These earthquake counts are of events which triggered the seismic network event recording system. Future reports will report earthquake counts made in the same way. This is the same data set used for the daily reports, except that the daily reports describe the 24-hr period to 1600 each day. The figures here are for 0000 to 2400 each day.
Date VT LP Hybrid RF Tremor 29 SEP 96 38 4 51 5 Moderate 30 SEP 96 24 5 10 8 Moderate 01 OCT 96 24 0 2 6 Moderate 02 OCT 96 2 0 0 17 Moderate 03 OCT 96 1 0 0 20 Low 04 OCT 96 1 0 0 20 Moderate 05 OCT 96 0 0 1 19 Low
The VT earthquake swarm ended on 01 October, with a gradual decline in earthquake numbers from 28 September. After 1900 on 29 September, there were some deeper earthquakes, with hypocentral depths of 3-4 km BSL. The shallower earthquakes, with depths 1-3 km (mostly shallower than 2 km), continued at the same time. The deeper earthquakes had higher frequency signals, and some S picks were possible, giving better depth constraint. The number of small hybrid earthquakes decreased throughout the week and, like the VTs, had ceased by the end of the reporting period. These earthquakes were probably caused by a fresh batch of magma starting to rise within the conduit.

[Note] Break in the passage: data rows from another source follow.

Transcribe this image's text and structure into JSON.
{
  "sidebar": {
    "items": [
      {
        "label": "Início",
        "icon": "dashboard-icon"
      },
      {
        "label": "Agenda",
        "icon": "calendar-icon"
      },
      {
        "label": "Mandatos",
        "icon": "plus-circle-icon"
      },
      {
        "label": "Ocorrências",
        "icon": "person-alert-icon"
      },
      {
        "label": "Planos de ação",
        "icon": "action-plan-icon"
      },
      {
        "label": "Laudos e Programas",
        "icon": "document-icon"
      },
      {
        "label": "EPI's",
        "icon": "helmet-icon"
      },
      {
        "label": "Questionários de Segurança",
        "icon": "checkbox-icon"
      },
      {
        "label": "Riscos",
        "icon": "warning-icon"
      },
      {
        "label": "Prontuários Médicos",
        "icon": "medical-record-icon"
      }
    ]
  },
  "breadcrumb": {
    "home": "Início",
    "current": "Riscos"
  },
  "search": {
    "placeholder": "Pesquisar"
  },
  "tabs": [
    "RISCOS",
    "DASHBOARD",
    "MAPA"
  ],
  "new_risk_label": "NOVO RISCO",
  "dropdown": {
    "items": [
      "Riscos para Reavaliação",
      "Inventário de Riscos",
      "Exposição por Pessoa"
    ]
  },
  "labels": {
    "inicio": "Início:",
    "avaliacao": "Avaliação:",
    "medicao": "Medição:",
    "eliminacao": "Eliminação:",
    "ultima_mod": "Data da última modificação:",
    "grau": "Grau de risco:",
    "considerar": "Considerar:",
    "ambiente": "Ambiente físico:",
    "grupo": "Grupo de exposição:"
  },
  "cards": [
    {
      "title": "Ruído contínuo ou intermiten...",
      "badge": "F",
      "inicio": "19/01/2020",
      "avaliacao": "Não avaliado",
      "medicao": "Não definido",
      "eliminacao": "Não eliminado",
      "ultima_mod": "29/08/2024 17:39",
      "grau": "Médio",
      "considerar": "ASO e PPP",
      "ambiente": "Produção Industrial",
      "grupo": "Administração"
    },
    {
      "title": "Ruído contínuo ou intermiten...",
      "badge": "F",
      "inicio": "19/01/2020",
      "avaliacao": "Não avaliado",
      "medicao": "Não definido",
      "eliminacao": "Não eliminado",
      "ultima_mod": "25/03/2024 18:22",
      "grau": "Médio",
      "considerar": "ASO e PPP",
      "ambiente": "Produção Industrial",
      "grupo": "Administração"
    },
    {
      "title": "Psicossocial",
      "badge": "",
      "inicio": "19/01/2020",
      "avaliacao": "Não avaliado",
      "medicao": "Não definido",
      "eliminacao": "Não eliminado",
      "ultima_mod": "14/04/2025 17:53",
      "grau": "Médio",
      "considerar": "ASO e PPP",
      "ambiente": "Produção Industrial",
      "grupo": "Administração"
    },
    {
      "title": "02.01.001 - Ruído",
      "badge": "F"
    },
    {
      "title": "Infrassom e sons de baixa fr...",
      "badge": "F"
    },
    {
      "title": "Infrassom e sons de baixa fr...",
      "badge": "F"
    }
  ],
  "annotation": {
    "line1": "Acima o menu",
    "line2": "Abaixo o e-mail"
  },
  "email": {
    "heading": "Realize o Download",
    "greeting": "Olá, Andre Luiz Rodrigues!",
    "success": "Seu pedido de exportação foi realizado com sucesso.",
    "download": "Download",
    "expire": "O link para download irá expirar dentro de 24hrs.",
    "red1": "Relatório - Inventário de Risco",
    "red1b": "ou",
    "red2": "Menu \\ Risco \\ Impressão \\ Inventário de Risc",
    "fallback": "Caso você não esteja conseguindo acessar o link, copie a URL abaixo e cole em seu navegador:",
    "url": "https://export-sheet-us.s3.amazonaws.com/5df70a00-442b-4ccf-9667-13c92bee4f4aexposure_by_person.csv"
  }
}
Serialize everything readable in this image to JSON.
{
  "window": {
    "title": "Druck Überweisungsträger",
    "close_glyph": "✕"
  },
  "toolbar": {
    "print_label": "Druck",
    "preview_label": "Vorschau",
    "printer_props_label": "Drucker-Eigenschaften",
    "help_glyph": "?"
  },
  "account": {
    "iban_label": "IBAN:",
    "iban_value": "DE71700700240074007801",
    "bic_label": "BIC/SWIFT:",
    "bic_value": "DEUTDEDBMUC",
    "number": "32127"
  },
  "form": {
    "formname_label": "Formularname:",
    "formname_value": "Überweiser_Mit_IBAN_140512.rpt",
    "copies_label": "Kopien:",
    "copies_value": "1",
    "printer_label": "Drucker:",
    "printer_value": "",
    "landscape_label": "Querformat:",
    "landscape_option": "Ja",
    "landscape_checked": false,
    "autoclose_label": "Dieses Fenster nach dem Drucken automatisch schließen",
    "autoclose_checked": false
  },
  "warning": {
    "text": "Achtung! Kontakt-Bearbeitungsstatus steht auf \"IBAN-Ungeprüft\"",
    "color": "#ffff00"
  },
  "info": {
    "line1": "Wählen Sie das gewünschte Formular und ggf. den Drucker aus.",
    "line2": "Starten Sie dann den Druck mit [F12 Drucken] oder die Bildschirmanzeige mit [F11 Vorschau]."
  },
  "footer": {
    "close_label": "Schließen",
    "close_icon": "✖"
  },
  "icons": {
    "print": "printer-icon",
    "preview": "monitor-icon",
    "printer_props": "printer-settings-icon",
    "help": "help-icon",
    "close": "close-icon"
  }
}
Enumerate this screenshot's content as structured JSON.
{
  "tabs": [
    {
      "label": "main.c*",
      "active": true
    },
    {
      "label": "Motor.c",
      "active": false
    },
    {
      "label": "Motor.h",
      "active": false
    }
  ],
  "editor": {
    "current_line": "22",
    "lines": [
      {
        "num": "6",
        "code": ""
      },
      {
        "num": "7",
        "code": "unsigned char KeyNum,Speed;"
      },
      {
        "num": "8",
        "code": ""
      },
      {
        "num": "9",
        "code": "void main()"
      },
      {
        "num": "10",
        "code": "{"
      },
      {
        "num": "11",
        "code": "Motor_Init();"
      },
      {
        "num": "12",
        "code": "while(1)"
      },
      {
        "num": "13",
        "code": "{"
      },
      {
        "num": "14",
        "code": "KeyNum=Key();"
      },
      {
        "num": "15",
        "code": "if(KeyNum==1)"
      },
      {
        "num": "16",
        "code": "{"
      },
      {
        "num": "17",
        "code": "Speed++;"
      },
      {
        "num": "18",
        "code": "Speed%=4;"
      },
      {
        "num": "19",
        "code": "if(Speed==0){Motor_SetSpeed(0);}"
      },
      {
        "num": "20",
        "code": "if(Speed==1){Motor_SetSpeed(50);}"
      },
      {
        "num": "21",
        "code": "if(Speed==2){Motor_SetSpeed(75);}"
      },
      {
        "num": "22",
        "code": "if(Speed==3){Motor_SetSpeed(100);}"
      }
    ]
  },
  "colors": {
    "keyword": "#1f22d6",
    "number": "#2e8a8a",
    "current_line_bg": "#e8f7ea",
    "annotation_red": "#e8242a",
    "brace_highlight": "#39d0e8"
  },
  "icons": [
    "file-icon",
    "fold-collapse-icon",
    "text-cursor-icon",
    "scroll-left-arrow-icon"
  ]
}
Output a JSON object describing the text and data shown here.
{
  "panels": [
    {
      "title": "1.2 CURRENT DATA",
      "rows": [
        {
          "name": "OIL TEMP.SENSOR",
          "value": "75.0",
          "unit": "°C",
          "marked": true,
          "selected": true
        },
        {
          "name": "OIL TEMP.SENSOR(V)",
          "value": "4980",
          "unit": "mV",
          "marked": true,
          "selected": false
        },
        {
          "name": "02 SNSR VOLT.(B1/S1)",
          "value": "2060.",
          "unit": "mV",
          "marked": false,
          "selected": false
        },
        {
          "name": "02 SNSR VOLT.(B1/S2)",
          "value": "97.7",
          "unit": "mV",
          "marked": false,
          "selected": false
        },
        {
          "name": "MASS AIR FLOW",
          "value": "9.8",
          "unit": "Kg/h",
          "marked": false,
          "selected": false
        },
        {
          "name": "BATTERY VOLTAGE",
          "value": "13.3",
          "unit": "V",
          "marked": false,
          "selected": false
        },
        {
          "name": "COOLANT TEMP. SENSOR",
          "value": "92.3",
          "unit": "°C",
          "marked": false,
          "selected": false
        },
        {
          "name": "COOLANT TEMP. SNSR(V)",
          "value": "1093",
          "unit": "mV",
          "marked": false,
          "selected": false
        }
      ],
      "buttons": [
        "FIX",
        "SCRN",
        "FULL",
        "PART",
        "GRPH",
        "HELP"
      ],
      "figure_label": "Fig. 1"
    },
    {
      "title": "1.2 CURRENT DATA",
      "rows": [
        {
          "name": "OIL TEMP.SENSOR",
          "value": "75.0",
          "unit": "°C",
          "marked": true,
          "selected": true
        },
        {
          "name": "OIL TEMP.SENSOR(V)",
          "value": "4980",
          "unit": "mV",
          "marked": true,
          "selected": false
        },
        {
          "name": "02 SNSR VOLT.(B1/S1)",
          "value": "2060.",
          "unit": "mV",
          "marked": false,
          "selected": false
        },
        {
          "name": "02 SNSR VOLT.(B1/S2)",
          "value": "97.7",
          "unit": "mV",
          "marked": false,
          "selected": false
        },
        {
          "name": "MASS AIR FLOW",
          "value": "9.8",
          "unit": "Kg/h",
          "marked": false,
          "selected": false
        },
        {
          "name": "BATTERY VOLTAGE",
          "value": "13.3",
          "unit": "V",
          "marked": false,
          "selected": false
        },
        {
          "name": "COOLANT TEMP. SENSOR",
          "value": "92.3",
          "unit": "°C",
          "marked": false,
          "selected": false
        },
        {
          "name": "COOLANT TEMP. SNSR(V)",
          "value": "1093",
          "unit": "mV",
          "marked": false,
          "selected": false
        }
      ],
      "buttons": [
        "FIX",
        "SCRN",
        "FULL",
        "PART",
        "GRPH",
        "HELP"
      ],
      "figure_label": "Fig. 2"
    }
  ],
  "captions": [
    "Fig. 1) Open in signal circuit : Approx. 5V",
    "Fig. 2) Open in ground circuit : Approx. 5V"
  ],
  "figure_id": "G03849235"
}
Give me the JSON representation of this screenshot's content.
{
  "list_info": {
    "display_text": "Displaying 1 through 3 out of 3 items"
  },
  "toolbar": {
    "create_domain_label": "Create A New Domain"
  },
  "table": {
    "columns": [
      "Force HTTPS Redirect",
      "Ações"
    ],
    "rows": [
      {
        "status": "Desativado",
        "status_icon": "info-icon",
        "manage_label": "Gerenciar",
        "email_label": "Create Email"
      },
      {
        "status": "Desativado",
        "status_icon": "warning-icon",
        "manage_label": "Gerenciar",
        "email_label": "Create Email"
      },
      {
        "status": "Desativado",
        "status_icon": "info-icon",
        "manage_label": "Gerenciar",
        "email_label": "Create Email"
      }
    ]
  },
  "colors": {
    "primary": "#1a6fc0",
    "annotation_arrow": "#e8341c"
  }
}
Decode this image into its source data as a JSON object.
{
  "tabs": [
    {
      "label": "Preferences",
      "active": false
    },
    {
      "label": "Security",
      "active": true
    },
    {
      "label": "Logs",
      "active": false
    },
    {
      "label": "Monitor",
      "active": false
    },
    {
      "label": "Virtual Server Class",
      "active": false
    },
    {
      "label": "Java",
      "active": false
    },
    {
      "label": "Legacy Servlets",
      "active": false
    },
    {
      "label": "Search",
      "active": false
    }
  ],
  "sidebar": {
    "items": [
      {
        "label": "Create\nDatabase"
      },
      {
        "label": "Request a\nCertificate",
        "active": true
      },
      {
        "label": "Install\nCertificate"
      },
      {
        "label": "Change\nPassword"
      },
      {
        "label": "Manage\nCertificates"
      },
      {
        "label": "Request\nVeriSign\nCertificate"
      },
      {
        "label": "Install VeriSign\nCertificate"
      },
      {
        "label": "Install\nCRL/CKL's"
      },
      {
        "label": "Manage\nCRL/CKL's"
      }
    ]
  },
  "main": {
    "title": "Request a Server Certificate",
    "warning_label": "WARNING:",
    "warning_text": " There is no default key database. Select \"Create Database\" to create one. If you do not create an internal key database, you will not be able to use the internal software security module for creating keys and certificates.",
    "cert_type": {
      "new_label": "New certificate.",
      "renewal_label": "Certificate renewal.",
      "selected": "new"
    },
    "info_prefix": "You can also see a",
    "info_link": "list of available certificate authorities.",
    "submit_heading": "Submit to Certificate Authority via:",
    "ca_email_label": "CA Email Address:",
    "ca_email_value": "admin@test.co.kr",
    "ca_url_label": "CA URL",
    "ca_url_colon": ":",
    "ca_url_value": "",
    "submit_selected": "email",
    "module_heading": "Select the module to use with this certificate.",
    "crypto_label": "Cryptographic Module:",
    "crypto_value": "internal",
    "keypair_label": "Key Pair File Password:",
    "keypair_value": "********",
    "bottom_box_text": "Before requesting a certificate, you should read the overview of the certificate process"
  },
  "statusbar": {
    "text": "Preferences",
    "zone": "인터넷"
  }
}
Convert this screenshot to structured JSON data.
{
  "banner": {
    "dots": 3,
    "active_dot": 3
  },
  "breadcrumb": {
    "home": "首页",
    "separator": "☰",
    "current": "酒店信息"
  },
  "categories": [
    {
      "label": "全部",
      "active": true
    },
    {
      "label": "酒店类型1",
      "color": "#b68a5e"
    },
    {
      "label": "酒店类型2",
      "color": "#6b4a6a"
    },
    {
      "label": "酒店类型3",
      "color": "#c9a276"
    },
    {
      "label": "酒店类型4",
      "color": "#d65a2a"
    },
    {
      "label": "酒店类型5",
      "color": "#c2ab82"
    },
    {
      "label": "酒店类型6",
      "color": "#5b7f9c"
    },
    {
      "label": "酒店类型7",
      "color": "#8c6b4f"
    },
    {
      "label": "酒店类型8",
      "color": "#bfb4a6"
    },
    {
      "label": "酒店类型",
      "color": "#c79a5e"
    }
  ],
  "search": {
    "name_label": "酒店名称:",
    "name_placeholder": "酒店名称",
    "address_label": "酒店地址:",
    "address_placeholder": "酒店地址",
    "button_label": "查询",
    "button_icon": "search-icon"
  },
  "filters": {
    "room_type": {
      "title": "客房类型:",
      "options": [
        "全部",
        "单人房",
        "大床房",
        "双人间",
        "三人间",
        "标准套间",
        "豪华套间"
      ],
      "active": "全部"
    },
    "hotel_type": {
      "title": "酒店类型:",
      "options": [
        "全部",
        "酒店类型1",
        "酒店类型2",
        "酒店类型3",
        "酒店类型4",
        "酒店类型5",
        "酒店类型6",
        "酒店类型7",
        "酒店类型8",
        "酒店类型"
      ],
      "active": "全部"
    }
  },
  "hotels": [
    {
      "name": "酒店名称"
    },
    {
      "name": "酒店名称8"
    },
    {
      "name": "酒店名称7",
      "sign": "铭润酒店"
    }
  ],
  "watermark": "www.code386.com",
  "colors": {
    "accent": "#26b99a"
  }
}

The number of rockfall signals has increased, following the appearance of new dome growth on October 1. The cause of these long-period signals is still uncertain. The signals are often associated with observed rockfalls, but the possibility remains that they are due to some internal dome process (gas expansion?) which often results in collapses from the surface of the dome. The signals are similar to "isolated tremor" episodes observed during dome growth at Unzen Volcano, Japan.
The level of tremor during this period has been quite low. The Gages station continues to experience intermittent tremor, thought to be caused by water and steam movement within the volcano.
Several small regional earthquakes have been recorded by the seismic network, indicating an increase in tectonic earthquake activity, probably to the north of Montserrat.
EDM measurements have been restricted by low cloud. Measurements were made of the triangle between Chances Peak, Galways and O'Garros on 30 September, 2 and 4 October. The Chances Peak reflector could not be seen from O'Garros, and was cleaned and reoriented on 1 October. The results for this triangle are consistent with continued slow outward movement of the reflector (line shortening). The EDM reflector on Castle Peak was destroyed during the 17/18 September explosion. On 2 October a new reflector was installed at the same site, using the hole that was drilled last October. Measurements to this new reflector were attempted on 5 October, but were not possible due to low cloud.
No GPS surveys were undertaken during this period.
The GPS network operated by the University of Puerto Rico was reoccupied during the reporting period using stations at Hermitage, Chances Peak, Reids Hill and St Georges Hill. The results of these measurements are not yet available.
Gas and ash measurements
The COSPEC instrument is still out of operation, and no recent results from SO2 tube analysis are available. The air and ash sampling programme started recently has continued. Samples are sent to the UK for analysis, and the results will be available shortly.
A new network of broadband seismic stations is in the process of being installed. The network consists of 5 three-component, broadband and three single-component, short-period sensors, and will initially complement the existing short-period network. The new network stations are intended to be permanent. The signals are telemetered to the Observatory as 24-bit digital data.
MVO scientists have undertaken a complete review of the volcanic hazard and risk associated with the volcano. A revised set of alert procedures and a detailed volcanic risk map have been drafted and presented to the civilian authorities. The new Montserrat Alert System defines a set of alert stages and recommends actions which would be required in the event of a further escalation in volcanic activity.
Dr Willy Aspinall, BGS
Dr Paul Cole, BGS
Dr Richard Herd, BGS
Dr Simon Young, BGS
Dr Bill McGuire, BGS
Mr Wilkie Balgobin, SRU